Recognizing that donors program resources consistent with their own goals and strategies, a possible post-2020 approach to achieving greater alignment at the global level could be for donors to coordinate longer term planning as countries transition away from external assistance. Understanding the relative vulnerability of FP programs to abrupt country transitions can help identify countries in need of immediate-term strategies that bridge to longer-term approaches for funding and program sustainability. As countries increasingly move toward UHC, donor support for building capacity in areas such as developing insurance schemes, contracting, and procurement and supply chains will be critical to country self-sufficiency. In looking for greater efficiencies post-2020, the Core Partners might consider deepening ongoing coordination within countries; an approach that meets countries where they are along the continuum.
In charting a path forward, the FP community and its leadership can acknowledge the strengths and accomplishments, as well as the underlying assumptions, unanticipated outcomes, and structural challenges of FP2020’s initial model. This upcoming inflection moment points to the possible expansion in the number and types of stakeholders involved in strengthening and shaping the future of FP. Indeed, today’s FP2020 leadership has well communicated that the future will be built on an inclusive process and community ownership of next steps. We commend the approach to explicitly engage across the FP community to define post-2020 goals, including the public touch point planned at Women Deliver to disseminate the initial results of these efforts.
The next chapter of FP2020 will need to consider some hard questions around the paradigms that might be employed to advance country-level programming toward UHC at the same time donor FP and overall health financing flows are anticipated to stagnate or decrease. There will be no perfect strategy, however, there is value in reviewing FP2020’s underlying assumptions and their consequences. In designing approaches for the next decade, there is a continuing need to make explicit and ground truth underlying assumptions, foresee key challenges, balance inevitable trade-offs, and harness new opportunities. The post-2020 strategy will need to carefully consider the complexities of not just today’s context, but also of tomorrow’s anticipated landscape. In this, the new frontier, FP is central to advancing the multisectoral goals of individuals, communities, nations, and the planet.

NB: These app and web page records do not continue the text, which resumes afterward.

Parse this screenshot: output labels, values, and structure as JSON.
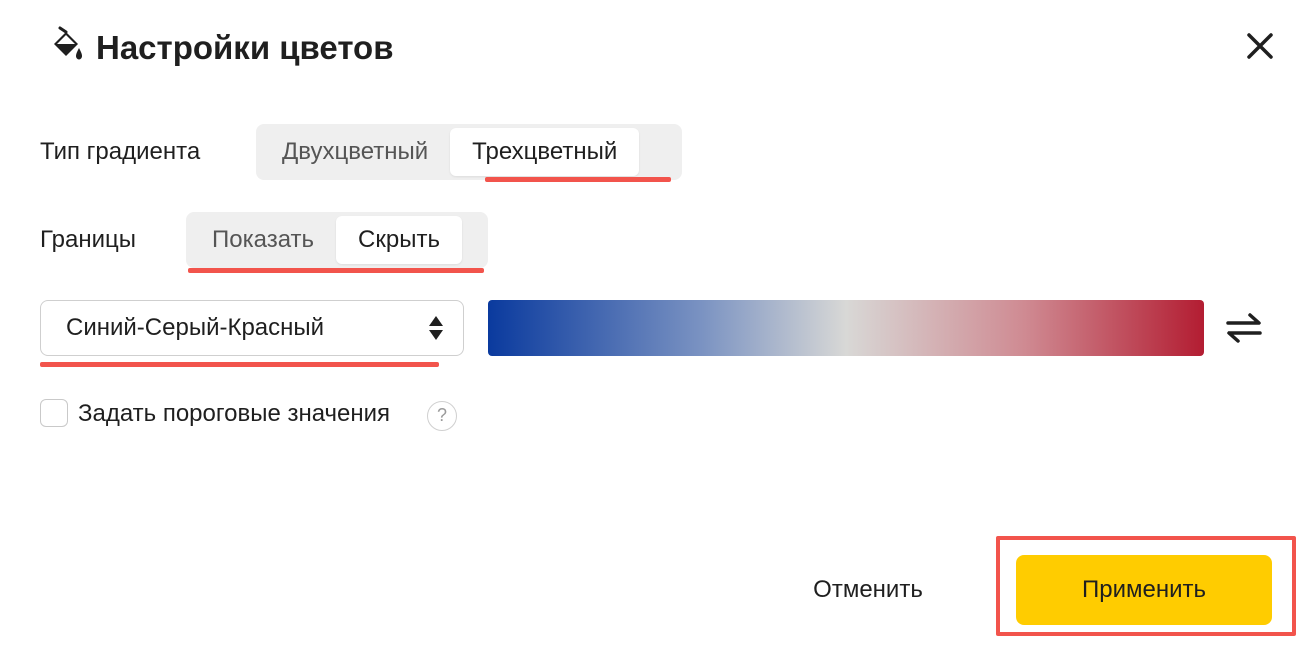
{
  "dialog": {
    "title": "Настройки цветов",
    "title_icon": "paint-bucket-icon",
    "close_icon": "close-icon"
  },
  "gradient_type": {
    "label": "Тип градиента",
    "options": [
      "Двухцветный",
      "Трехцветный"
    ],
    "selected": "Трехцветный"
  },
  "borders": {
    "label": "Границы",
    "options": [
      "Показать",
      "Скрыть"
    ],
    "selected": "Скрыть"
  },
  "palette": {
    "selected": "Синий-Серый-Красный",
    "colors": [
      "#0a3a9e",
      "#d8d8d6",
      "#b31d32"
    ],
    "swap_icon": "swap-arrows-icon"
  },
  "thresholds": {
    "label": "Задать пороговые значения",
    "checked": false,
    "help_text": "?"
  },
  "footer": {
    "cancel_label": "Отменить",
    "apply_label": "Применить"
  },
  "colors": {
    "accent_yellow": "#ffcc00",
    "highlight_red": "#f2544c"
  }
}
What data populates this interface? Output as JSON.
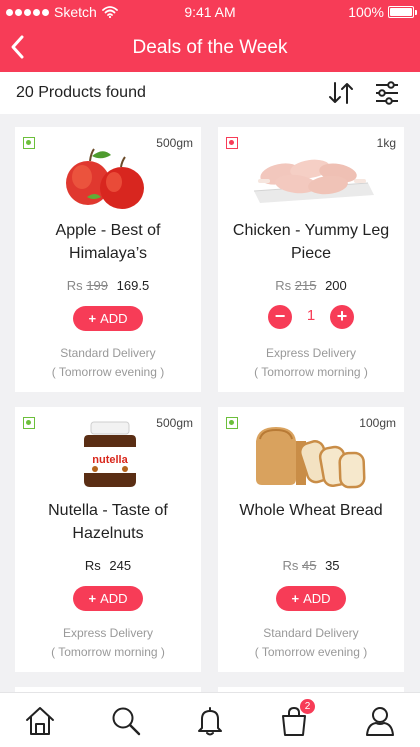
{
  "status_bar": {
    "carrier": "Sketch",
    "time": "9:41 AM",
    "battery": "100%"
  },
  "header": {
    "title": "Deals of the Week",
    "back_icon": "chevron-left-icon"
  },
  "toolbar": {
    "results_text": "20 Products found",
    "sort_icon": "sort-icon",
    "filter_icon": "sliders-icon"
  },
  "products": [
    {
      "name": "Apple - Best of Himalaya’s",
      "weight": "500gm",
      "currency": "Rs",
      "old_price": "199",
      "price": "169.5",
      "action": "ADD",
      "delivery": "Standard Delivery",
      "delivery_time": "( Tomorrow evening )",
      "type": "veg"
    },
    {
      "name": "Chicken - Yummy Leg Piece",
      "weight": "1kg",
      "currency": "Rs",
      "old_price": "215",
      "price": "200",
      "quantity": "1",
      "delivery": "Express Delivery",
      "delivery_time": "( Tomorrow morning )",
      "type": "non-veg"
    },
    {
      "name": "Nutella - Taste of Hazelnuts",
      "weight": "500gm",
      "currency": "Rs",
      "price": "245",
      "action": "ADD",
      "delivery": "Express Delivery",
      "delivery_time": "( Tomorrow morning )",
      "type": "veg",
      "label_text": "nutella"
    },
    {
      "name": "Whole Wheat Bread",
      "weight": "100gm",
      "currency": "Rs",
      "old_price": "45",
      "price": "35",
      "action": "ADD",
      "delivery": "Standard Delivery",
      "delivery_time": "( Tomorrow evening )",
      "type": "veg"
    }
  ],
  "bottom_nav": {
    "items": [
      "home-icon",
      "search-icon",
      "bell-icon",
      "shopping-bag-icon",
      "user-icon"
    ],
    "cart_badge": "2"
  },
  "colors": {
    "accent": "#f73c57",
    "veg": "#6cbf3b",
    "background": "#f1f1f3"
  }
}
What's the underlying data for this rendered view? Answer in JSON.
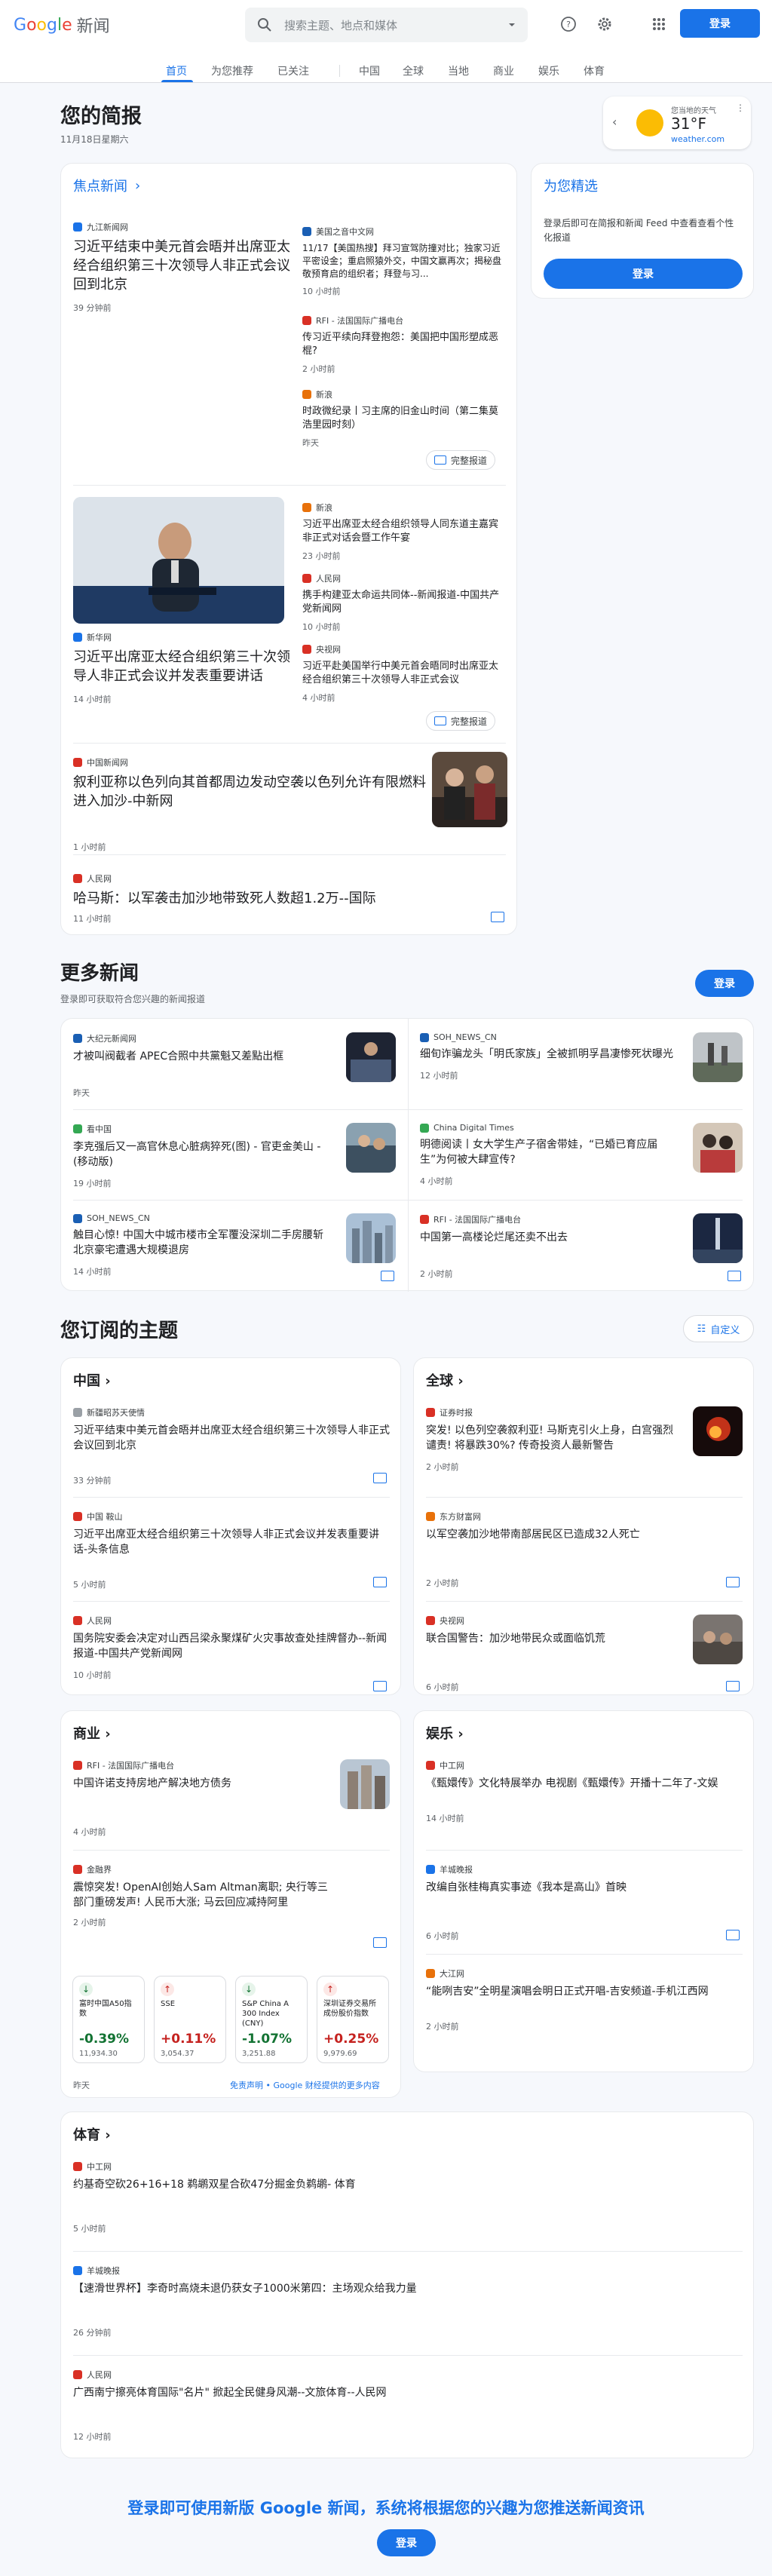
{
  "header": {
    "logo_google": "Google",
    "logo_news": "新闻",
    "search_placeholder": "搜索主题、地点和媒体",
    "login": "登录"
  },
  "tabs": [
    "首页",
    "为您推荐",
    "已关注",
    "中国",
    "全球",
    "当地",
    "商业",
    "娱乐",
    "体育"
  ],
  "briefing": {
    "title": "您的简报",
    "date": "11月18日星期六"
  },
  "weather": {
    "label": "您当地的天气",
    "temp": "31°F",
    "source": "weather.com"
  },
  "top": {
    "title": "焦点新闻",
    "s1": {
      "main": {
        "source": "九江新闻网",
        "headline": "习近平结束中美元首会晤并出席亚太经合组织第三十次领导人非正式会议回到北京",
        "time": "39 分钟前"
      },
      "side": [
        {
          "source": "美国之音中文网",
          "headline": "11/17【美国热搜】拜习宣驾防撞对比；独家习近平密设金；重启照猿外交，中国文赢再次；揭秘盘敬预育启的组织者；拜登与习...",
          "time": "10 小时前"
        },
        {
          "source": "RFI - 法国国际广播电台",
          "headline": "传习近平续向拜登抱怨：美国把中国形塑成恶棍?",
          "time": "2 小时前"
        },
        {
          "source": "新浪",
          "headline": "时政微纪录丨习主席的旧金山时间（第二集莫浩里园时刻）",
          "time": "昨天"
        }
      ],
      "full": "完整报道"
    },
    "s2": {
      "main": {
        "source": "新华网",
        "headline": "习近平出席亚太经合组织第三十次领导人非正式会议并发表重要讲话",
        "time": "14 小时前"
      },
      "side": [
        {
          "source": "新浪",
          "headline": "习近平出席亚太经合组织领导人同东道主嘉宾非正式对话会暨工作午宴",
          "time": "23 小时前"
        },
        {
          "source": "人民网",
          "headline": "携手构建亚太命运共同体--新闻报道-中国共产党新闻网",
          "time": "10 小时前"
        },
        {
          "source": "央视网",
          "headline": "习近平赴美国举行中美元首会晤同时出席亚太经合组织第三十次领导人非正式会议",
          "time": "4 小时前"
        }
      ],
      "full": "完整报道"
    },
    "s3": {
      "source": "中国新闻网",
      "headline": "叙利亚称以色列向其首都周边发动空袭以色列允许有限燃料进入加沙-中新网",
      "time": "1 小时前"
    },
    "s4": {
      "source": "人民网",
      "headline": "哈马斯：以军袭击加沙地带致死人数超1.2万--国际",
      "time": "11 小时前"
    }
  },
  "picks": {
    "title": "为您精选",
    "desc": "登录后即可在简报和新闻 Feed 中查看查看个性化报道",
    "login": "登录"
  },
  "more": {
    "title": "更多新闻",
    "desc": "登录即可获取符合您兴趣的新闻报道",
    "login": "登录",
    "items": [
      {
        "source": "大纪元新闻网",
        "headline": "才被叫阀截者 APEC合照中共黨魁又差點出框",
        "time": "昨天"
      },
      {
        "source": "SOH_NEWS_CN",
        "headline": "细旬诈骗龙头「明氏家族」全被抓明孚昌凄惨死状曝光",
        "time": "12 小时前"
      },
      {
        "source": "看中国",
        "headline": "李克强后又一高官休息心脏病猝死(图) - 官吏金美山 - (移动版)",
        "time": "19 小时前"
      },
      {
        "source": "China Digital Times",
        "headline": "明德阅读丨女大学生产子宿舍带娃，“已婚已育应届生”为何被大肆宣传?",
        "time": "4 小时前"
      },
      {
        "source": "SOH_NEWS_CN",
        "headline": "触目心惊! 中国大中城市楼市全军覆没深圳二手房腰斩北京豪宅遭遇大规模退房",
        "time": "14 小时前"
      },
      {
        "source": "RFI - 法国国际广播电台",
        "headline": "中国第一高楼论烂尾还卖不出去",
        "time": "2 小时前"
      }
    ]
  },
  "topics": {
    "title": "您订阅的主题",
    "customize": "自定义",
    "china": {
      "title": "中国",
      "items": [
        {
          "source": "新疆昭苏天使情",
          "headline": "习近平结束中美元首会晤并出席亚太经合组织第三十次领导人非正式会议回到北京",
          "time": "33 分钟前"
        },
        {
          "source": "中国 鞍山",
          "headline": "习近平出席亚太经合组织第三十次领导人非正式会议并发表重要讲话-头条信息",
          "time": "5 小时前"
        },
        {
          "source": "人民网",
          "headline": "国务院安委会决定对山西吕梁永聚煤矿火灾事故查处挂牌督办--新闻报道-中国共产党新闻网",
          "time": "10 小时前"
        }
      ]
    },
    "world": {
      "title": "全球",
      "items": [
        {
          "source": "证券时报",
          "headline": "突发! 以色列空袭叙利亚! 马斯克引火上身，白宫强烈谴责! 将暴跌30%? 传奇投资人最新警告",
          "time": "2 小时前"
        },
        {
          "source": "东方财富网",
          "headline": "以军空袭加沙地带南部居民区已造成32人死亡",
          "time": "2 小时前"
        },
        {
          "source": "央视网",
          "headline": "联合国警告：加沙地带民众或面临饥荒",
          "time": "6 小时前"
        }
      ]
    },
    "business": {
      "title": "商业",
      "items": [
        {
          "source": "RFI - 法国国际广播电台",
          "headline": "中国许诺支持房地产解决地方债务",
          "time": "4 小时前"
        },
        {
          "source": "金融界",
          "headline": "震惊突发! OpenAI创始人Sam Altman离职; 央行等三部门重磅发声! 人民币大涨; 马云回应减持阿里",
          "time": "2 小时前"
        }
      ],
      "stocks": [
        {
          "name": "富时中国A50指数",
          "change": "-0.39%",
          "value": "11,934.30",
          "dir": "down"
        },
        {
          "name": "SSE",
          "change": "+0.11%",
          "value": "3,054.37",
          "dir": "up"
        },
        {
          "name": "S&P China A 300 Index (CNY)",
          "change": "-1.07%",
          "value": "3,251.88",
          "dir": "down"
        },
        {
          "name": "深圳证券交易所成份股价指数",
          "change": "+0.25%",
          "value": "9,979.69",
          "dir": "up"
        }
      ],
      "stocks_time": "昨天",
      "disclaimer": "免责声明 • Google 财经提供的更多内容"
    },
    "ent": {
      "title": "娱乐",
      "items": [
        {
          "source": "中工网",
          "headline": "《甄嬛传》文化特展举办 电视剧《甄嬛传》开播十二年了-文娱",
          "time": "14 小时前"
        },
        {
          "source": "羊城晚报",
          "headline": "改编自张桂梅真实事迹《我本是高山》首映",
          "time": "6 小时前"
        },
        {
          "source": "大江网",
          "headline": "“能咧吉安”全明星演唱会明日正式开唱-吉安频道-手机江西网",
          "time": "2 小时前"
        }
      ]
    },
    "sports": {
      "title": "体育",
      "items": [
        {
          "source": "中工网",
          "headline": "约基奇空砍26+16+18 鹈鹕双星合砍47分掘金负鹈鹕- 体育",
          "time": "5 小时前"
        },
        {
          "source": "羊城晚报",
          "headline": "【速滑世界杯】李奇时高烧未退仍获女子1000米第四：主场观众给我力量",
          "time": "26 分钟前"
        },
        {
          "source": "人民网",
          "headline": "广西南宁擦亮体育国际\"名片\" 掀起全民健身风潮--文旅体育--人民网",
          "time": "12 小时前"
        }
      ]
    }
  },
  "footer": {
    "text": "登录即可使用新版 Google 新闻，系统将根据您的兴趣为您推送新闻资讯",
    "login": "登录"
  }
}
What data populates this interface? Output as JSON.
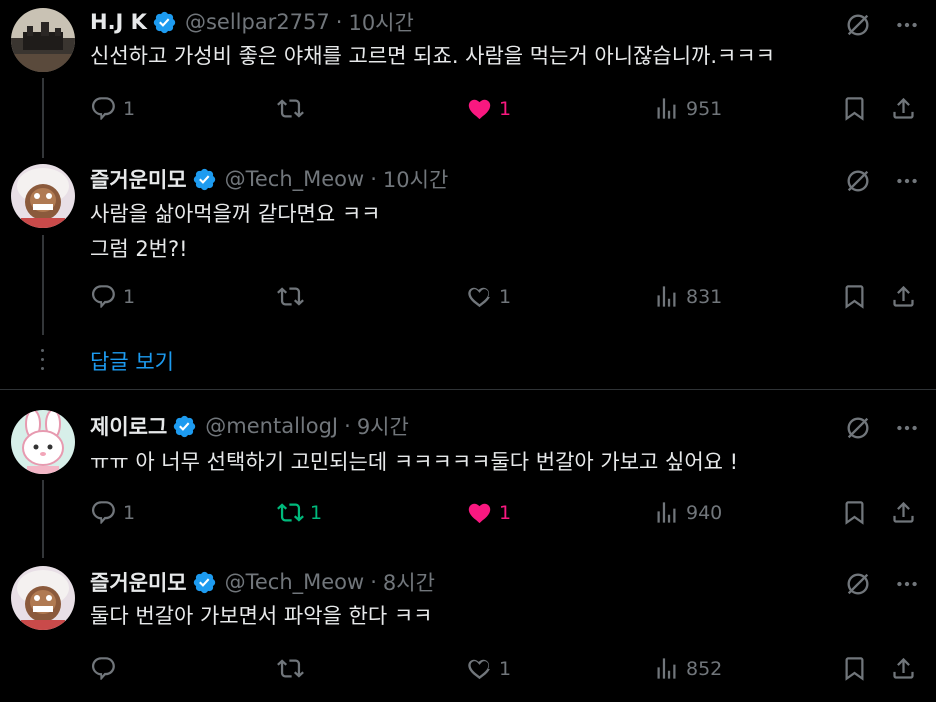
{
  "show_replies_label": "답글 보기",
  "colors": {
    "verified": "#1d9bf0",
    "like": "#f91880",
    "retweet": "#00ba7c",
    "muted": "#71767b"
  },
  "tweets": [
    {
      "name": "H.J K",
      "handle": "@sellpar2757",
      "dot": "·",
      "time": "10시간",
      "text": "신선하고 가성비 좋은 야채를 고르면 되죠. 사람을 먹는거 아니잖습니까.ㅋㅋㅋ",
      "replies": "1",
      "retweets": "",
      "likes": "1",
      "liked": true,
      "views": "951"
    },
    {
      "name": "즐거운미모",
      "handle": "@Tech_Meow",
      "dot": "·",
      "time": "10시간",
      "text": "사람을 삶아먹을꺼 같다면요 ㅋㅋ\n그럼 2번?!",
      "replies": "1",
      "retweets": "",
      "likes": "1",
      "liked": false,
      "views": "831"
    },
    {
      "name": "제이로그",
      "handle": "@mentallogJ",
      "dot": "·",
      "time": "9시간",
      "text": "ㅠㅠ 아 너무 선택하기 고민되는데 ㅋㅋㅋㅋㅋ둘다 번갈아 가보고 싶어요 !",
      "replies": "1",
      "retweets": "1",
      "likes": "1",
      "liked": true,
      "views": "940"
    },
    {
      "name": "즐거운미모",
      "handle": "@Tech_Meow",
      "dot": "·",
      "time": "8시간",
      "text": "둘다 번갈아 가보면서 파악을 한다 ㅋㅋ",
      "replies": "",
      "retweets": "",
      "likes": "1",
      "liked": false,
      "views": "852"
    }
  ]
}
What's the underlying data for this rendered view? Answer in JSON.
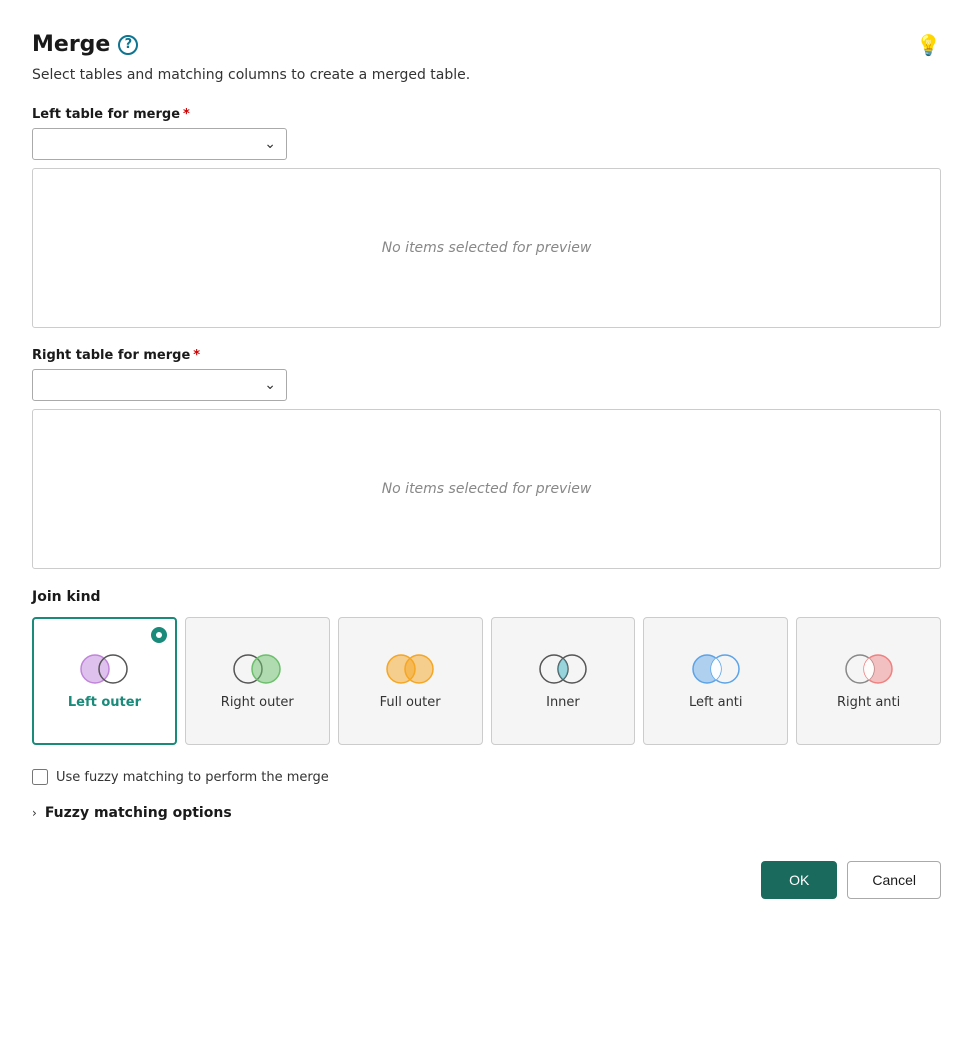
{
  "title": "Merge",
  "subtitle": "Select tables and matching columns to create a merged table.",
  "help_icon_label": "?",
  "bulb_icon": "💡",
  "left_table": {
    "label": "Left table for merge",
    "required": true,
    "placeholder": "",
    "preview_text": "No items selected for preview"
  },
  "right_table": {
    "label": "Right table for merge",
    "required": true,
    "placeholder": "",
    "preview_text": "No items selected for preview"
  },
  "join_kind": {
    "label": "Join kind",
    "options": [
      {
        "id": "left-outer",
        "label": "Left outer",
        "selected": true
      },
      {
        "id": "right-outer",
        "label": "Right outer",
        "selected": false
      },
      {
        "id": "full-outer",
        "label": "Full outer",
        "selected": false
      },
      {
        "id": "inner",
        "label": "Inner",
        "selected": false
      },
      {
        "id": "left-anti",
        "label": "Left anti",
        "selected": false
      },
      {
        "id": "right-anti",
        "label": "Right anti",
        "selected": false
      }
    ]
  },
  "fuzzy_checkbox": {
    "label": "Use fuzzy matching to perform the merge",
    "checked": false
  },
  "fuzzy_options": {
    "label": "Fuzzy matching options"
  },
  "buttons": {
    "ok": "OK",
    "cancel": "Cancel"
  },
  "colors": {
    "selected_border": "#1a8a7a",
    "ok_bg": "#1a6b5e"
  }
}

 Global Burden of Disease Health Financing Collaborator Network. “Past, present, and future of global health financing: a review of development assistance, government, out-of-pocket, and other private spending on health for 195 countries, 1995–2050.” Lancet 393 (2019): 2233-60. https://www.thelancet.com/action/showPdf?pii=S0140-6736%2819%2930841-4;
Silverman, Rachel. “Projected Health Financing Transitions: Timeline and Magnitude.” Center for Global Development, July 2018. https://www.cgdev.org/sites/default/files/projected-health-financing-transitions-timeline-and-magnitude.pdf;
Silverman, Rachel and Amanda Glassman. “Aligning to 2020: How the FP2020 Core Partners Can Work Better, Together.” Center for Global Development, November 2016. https://www.cgdev.org/publication/aligning-2020